┌─ Records shown

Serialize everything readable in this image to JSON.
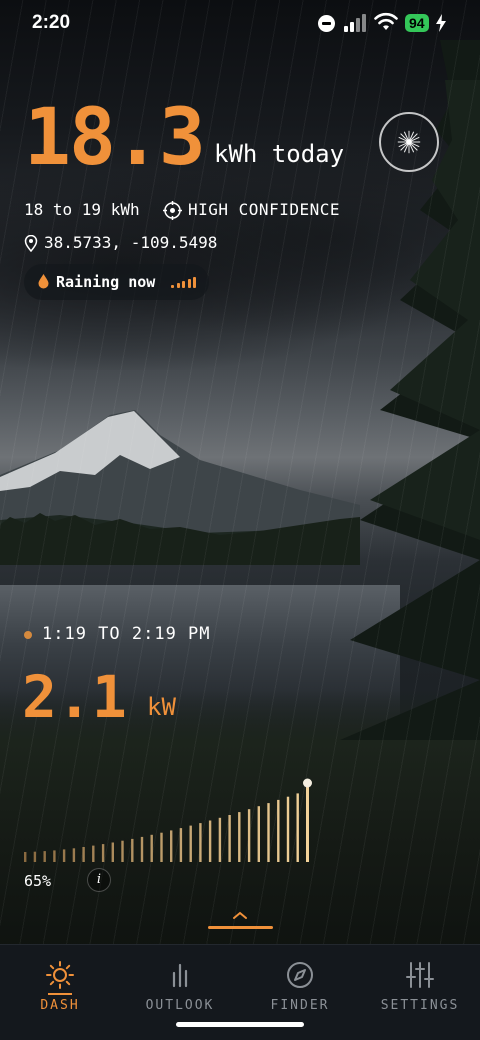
{
  "status_bar": {
    "time": "2:20",
    "battery": "94"
  },
  "hero": {
    "energy_value": "18.3",
    "energy_unit": "kWh today",
    "range": "18 to 19 kWh",
    "confidence": "HIGH CONFIDENCE",
    "coordinates": "38.5733, -109.5498"
  },
  "weather": {
    "label": "Raining now",
    "intensity_bars": 5
  },
  "window": {
    "label": "1:19 TO 2:19 PM",
    "power_value": "2.1",
    "power_unit": "kW"
  },
  "power_chart": {
    "bar_count": 30,
    "percent_label": "65%",
    "info_label": "i",
    "colors": {
      "low": "#8a6a40",
      "high": "#f3d39a",
      "marker": "#f4eee0"
    }
  },
  "tabs": [
    {
      "label": "DASH",
      "icon": "sun-icon",
      "active": true
    },
    {
      "label": "OUTLOOK",
      "icon": "bar-chart-icon",
      "active": false
    },
    {
      "label": "FINDER",
      "icon": "compass-icon",
      "active": false
    },
    {
      "label": "SETTINGS",
      "icon": "sliders-icon",
      "active": false
    }
  ],
  "colors": {
    "accent": "#f0913a",
    "tabbar_bg": "#14181d",
    "inactive_tab": "#8b9096",
    "battery": "#34c759"
  }
}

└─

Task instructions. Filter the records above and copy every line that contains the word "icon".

Exercise output.
      "icon": "sun-icon",
      "icon": "bar-chart-icon",
      "icon": "compass-icon",
      "icon": "sliders-icon",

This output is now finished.